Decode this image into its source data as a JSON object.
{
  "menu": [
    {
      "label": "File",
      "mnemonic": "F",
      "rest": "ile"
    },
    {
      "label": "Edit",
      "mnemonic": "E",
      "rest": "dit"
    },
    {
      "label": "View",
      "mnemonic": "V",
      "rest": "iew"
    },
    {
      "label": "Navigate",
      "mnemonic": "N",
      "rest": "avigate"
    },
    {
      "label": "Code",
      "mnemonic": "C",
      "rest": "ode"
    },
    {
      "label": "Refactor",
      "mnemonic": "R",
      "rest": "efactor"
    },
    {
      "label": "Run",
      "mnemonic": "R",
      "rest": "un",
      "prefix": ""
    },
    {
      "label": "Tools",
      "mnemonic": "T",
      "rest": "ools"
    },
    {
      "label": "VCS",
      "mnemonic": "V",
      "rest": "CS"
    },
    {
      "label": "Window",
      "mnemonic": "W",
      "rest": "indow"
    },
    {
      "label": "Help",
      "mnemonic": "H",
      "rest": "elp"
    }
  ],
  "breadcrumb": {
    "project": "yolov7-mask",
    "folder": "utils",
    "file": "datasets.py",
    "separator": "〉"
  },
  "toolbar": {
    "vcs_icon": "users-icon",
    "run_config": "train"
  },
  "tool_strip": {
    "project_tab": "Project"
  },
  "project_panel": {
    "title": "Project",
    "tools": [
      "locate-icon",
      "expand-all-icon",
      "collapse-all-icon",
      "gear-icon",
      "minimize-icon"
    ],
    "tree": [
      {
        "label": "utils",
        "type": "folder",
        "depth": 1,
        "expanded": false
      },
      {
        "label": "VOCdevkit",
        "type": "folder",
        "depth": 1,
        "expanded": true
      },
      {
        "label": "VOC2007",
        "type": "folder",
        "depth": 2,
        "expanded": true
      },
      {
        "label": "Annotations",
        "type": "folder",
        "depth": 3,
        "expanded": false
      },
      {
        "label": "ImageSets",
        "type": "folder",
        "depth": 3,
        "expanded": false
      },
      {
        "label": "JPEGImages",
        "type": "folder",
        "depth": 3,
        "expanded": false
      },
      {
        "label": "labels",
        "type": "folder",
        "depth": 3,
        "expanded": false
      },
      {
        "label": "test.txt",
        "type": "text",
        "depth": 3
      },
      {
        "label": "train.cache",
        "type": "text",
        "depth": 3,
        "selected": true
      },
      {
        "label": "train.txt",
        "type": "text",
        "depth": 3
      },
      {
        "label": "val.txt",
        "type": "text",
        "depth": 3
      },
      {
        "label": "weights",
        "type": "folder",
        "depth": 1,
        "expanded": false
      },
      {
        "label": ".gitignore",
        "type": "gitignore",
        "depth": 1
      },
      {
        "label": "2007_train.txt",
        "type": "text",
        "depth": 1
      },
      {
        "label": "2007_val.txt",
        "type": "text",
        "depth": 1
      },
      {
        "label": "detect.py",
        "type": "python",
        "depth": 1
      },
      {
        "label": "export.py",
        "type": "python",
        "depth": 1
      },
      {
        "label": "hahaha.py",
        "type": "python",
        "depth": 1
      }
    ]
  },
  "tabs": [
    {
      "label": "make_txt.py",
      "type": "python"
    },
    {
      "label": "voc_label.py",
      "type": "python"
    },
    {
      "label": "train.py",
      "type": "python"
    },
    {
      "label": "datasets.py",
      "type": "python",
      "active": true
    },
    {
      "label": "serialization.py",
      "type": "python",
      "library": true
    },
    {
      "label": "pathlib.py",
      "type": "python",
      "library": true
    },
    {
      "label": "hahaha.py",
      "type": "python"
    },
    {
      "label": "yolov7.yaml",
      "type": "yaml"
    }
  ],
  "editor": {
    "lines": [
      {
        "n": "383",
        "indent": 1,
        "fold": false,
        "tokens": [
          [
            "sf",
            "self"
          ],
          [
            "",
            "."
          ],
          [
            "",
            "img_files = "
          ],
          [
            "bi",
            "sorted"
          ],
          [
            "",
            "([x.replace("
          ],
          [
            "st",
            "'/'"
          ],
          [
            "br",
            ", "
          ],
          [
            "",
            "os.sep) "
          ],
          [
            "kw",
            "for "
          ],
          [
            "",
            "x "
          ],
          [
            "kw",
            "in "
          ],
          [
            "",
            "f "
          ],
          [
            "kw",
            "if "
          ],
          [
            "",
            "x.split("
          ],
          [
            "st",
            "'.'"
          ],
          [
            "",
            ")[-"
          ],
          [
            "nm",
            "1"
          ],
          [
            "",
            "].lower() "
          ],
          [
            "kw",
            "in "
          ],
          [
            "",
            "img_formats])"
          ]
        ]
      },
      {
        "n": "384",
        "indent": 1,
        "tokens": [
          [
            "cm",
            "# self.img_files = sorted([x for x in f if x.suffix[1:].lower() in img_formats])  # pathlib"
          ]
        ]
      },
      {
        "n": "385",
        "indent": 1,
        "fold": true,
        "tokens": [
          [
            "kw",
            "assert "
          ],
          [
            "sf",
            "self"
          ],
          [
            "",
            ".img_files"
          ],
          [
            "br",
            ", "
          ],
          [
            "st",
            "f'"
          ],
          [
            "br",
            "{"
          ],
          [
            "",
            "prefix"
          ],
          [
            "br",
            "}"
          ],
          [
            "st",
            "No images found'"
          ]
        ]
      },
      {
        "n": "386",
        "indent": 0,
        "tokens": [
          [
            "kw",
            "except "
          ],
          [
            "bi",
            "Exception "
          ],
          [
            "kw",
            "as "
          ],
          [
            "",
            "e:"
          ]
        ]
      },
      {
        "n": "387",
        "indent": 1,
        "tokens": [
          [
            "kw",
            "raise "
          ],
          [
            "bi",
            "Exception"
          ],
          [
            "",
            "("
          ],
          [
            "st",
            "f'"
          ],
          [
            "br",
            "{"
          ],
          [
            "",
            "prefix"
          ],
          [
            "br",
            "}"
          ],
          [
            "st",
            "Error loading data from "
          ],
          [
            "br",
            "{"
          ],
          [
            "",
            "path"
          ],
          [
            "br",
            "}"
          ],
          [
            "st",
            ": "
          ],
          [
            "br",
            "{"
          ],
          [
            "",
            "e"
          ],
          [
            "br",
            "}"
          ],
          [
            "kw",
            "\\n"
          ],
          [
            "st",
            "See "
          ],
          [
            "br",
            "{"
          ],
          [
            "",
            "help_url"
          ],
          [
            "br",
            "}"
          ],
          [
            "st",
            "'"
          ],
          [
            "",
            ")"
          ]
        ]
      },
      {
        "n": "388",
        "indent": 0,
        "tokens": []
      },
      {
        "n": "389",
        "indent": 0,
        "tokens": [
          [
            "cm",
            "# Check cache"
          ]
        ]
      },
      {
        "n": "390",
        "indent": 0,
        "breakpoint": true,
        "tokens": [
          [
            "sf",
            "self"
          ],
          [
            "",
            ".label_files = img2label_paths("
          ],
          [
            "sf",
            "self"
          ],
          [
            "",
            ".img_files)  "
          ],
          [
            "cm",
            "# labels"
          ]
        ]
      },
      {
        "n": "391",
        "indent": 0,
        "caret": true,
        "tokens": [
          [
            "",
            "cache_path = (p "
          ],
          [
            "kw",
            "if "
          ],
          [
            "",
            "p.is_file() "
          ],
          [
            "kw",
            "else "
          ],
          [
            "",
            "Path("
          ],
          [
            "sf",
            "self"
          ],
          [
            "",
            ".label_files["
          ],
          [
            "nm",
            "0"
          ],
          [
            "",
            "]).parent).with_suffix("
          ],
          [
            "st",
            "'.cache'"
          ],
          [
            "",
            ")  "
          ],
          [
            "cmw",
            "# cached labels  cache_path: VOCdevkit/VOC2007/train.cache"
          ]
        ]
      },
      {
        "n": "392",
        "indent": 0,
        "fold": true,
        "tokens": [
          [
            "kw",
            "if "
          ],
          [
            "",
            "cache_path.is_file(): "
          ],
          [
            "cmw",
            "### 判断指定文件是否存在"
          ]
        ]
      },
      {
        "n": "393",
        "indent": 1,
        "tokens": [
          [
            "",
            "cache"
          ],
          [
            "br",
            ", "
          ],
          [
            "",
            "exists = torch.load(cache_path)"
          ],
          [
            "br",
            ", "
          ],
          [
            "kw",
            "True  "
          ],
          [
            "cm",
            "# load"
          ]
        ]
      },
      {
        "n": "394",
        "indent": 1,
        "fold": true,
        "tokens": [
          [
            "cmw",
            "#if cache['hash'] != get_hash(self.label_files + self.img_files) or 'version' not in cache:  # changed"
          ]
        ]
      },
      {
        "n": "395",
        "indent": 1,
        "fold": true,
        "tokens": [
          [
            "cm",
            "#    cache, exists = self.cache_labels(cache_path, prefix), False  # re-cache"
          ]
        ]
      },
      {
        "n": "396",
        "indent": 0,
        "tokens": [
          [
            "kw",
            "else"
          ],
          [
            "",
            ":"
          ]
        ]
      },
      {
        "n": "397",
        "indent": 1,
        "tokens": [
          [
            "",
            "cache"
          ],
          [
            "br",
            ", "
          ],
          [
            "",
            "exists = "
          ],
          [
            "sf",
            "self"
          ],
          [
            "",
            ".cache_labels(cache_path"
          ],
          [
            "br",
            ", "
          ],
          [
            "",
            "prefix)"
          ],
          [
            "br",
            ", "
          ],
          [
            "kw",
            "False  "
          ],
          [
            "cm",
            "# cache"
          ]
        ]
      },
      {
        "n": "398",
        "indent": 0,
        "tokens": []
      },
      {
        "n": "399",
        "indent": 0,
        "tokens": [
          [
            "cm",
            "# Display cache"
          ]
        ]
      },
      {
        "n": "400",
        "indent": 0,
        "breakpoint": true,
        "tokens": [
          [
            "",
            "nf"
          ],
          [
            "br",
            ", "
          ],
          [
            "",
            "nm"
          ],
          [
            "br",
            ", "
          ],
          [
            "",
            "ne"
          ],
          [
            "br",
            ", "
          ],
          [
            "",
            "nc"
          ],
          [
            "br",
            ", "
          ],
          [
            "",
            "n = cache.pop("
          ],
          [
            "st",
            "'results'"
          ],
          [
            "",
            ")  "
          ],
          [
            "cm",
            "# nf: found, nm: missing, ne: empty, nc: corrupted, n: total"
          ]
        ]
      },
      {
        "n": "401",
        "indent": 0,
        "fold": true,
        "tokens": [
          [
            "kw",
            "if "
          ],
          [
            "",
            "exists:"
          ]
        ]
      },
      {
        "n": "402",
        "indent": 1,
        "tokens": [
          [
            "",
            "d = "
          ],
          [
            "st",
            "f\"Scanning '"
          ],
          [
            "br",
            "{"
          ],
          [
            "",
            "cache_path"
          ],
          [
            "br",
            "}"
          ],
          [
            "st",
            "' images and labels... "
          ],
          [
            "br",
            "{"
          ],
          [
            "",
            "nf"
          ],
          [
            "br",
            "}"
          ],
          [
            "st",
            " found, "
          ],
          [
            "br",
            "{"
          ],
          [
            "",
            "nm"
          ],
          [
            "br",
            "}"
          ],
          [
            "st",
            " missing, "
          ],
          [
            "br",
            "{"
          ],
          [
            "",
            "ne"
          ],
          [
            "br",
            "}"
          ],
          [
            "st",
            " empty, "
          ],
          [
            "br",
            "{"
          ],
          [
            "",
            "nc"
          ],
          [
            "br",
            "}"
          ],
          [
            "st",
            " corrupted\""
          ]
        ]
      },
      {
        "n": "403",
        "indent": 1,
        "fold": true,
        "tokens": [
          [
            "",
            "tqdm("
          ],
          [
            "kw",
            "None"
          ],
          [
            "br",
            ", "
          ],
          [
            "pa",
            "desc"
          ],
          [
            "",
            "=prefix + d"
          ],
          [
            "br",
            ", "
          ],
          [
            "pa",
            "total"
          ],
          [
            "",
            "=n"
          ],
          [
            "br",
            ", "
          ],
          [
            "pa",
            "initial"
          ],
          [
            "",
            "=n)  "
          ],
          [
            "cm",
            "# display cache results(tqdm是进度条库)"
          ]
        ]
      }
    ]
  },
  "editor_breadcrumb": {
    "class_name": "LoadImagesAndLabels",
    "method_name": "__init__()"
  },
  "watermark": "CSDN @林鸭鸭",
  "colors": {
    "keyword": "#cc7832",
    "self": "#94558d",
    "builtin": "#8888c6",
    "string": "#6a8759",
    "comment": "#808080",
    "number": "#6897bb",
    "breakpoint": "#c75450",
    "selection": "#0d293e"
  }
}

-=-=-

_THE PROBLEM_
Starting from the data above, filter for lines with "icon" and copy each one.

_ANSWER TO THIS EXERCISE_
    "vcs_icon": "users-icon",
      "locate-icon",
      "expand-all-icon",
      "collapse-all-icon",
      "gear-icon",
      "minimize-icon"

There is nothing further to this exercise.